Cost Accounting in Microsoft Dynamics 365 for Operations
Long live Cost Accounting in Microsoft Dynamics 365 for Operations: this could reduce the number of daily used financial dimensions.
Cost Accounting gives managerial insights less pain
As a consultant and trainer with the AX-family for the last 20 years, I often challenge the use of financial dimensions. Does it really make sense to have 8-12-20 financial dimensions for up-front daily accounting?
“Depends” is my favourite term, and quite often precisely that answer drives customers, students and everybody else up the wall. But it really does – depend!
With the upcoming Spring release of Microsoft Dynamics 365 for Operations, perhaps we should think twice before adding extra financial dimensions to an account structure and thus to the burden of the daily financial workers, as well as the performance of D365O itself.
If the primary purpose of a financial dimension is to drive cost and profitability analysis, the new tools in Cost Accounting would get the job done – and probably be much better at it. It has such a rich toolset, not available anywhere else in D365O.
As a result of using Cost Accounting functionality, the daily accounting and reporting chores could be greatly simplified, statutory reporting easier. Controllers, auditors and indeed D365O performance would not struggle with quite the same challenges from dimension validation set-up and daily check during posting, or the millions of extra transactions resulting from allocation terms and rules.
For some companies, the allocation for costing purposes would better be done in Cost Accounting, the perhaps fast growing module/functionality in D365O. It has a much richer set of tools than the fairly basic allocation terms and rules in General Ledger; including statistical information, advanced fixed and variable allocation mix
Cost accounting lets you collect data from various sources, such as the general ledger, sub-ledgers, budgets, and statistical information. You can then analyze, summarize, and evaluate cost data, so that management can make the best possible decisions for price updates, budgets, cost control, and so on.
Note the “statistical information” – allows for some nice tricks when analyzing cost!
Even the German-speaking markets – very often requiring cost accounting functionality – can reap the benefits of a totally integrated solution, including fully traceable transactions and analysis flow. This is so much better than handling Cost Accounting in Excel spreadsheets. True, Excel gets the job done; but how about audit trails back to the ERP transactions, real-time updates, security, and multi-user insights?
Perhaps best of all, the Cost Accounting functionality in Microsoft Dynamics 365 for Operations does not post any new transactions back to GL (or any other module for that sake). Of course, it sources data from across the board: But it has its’ own data-mart! No matter how hard you play your Cost Accounting, no harm is ever done to your financial transactions. No new transactions are written back – it stays in the Cost Accounting data mart.
The wait for spring will be even harder this year – with the now much-anticipated Spring release update for Microsoft Dynamics 365 for Operations. And thinking of it, when is the release season on the Southern hemisphere anyway – their Spring?

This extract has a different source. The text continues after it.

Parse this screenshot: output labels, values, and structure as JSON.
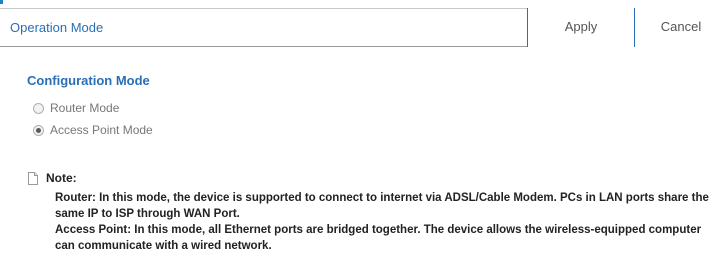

Learn how to use Cost Accounting in D365FOE
During our 2-day course Cost Accounting in Microsoft Dynamics 365 for Finance and Operations, Enterprise edition we detail the prerequisites, configuration, operation and reporting regarding Cost Accounting in D365FOE.
You will learn, how cost accounting lets you collect data from various sources, such as the general ledger, sub-ledgers, budgets, and statistical information.
Then how to use the information to analyze, summarize, and evaluate cost data, so that management can make the best possible decisions for price updates, budgets, cost control, and so on.
During this 2-day class, you will work hands-on with our practice labs with guidelines for Microsoft Dynamics 365 for Finance and Operations, Enterprise Edition.
To learn more about this course, please click Cost Accounting in Microsoft Dynamics 365 for Finance and Operations, Enterprise edition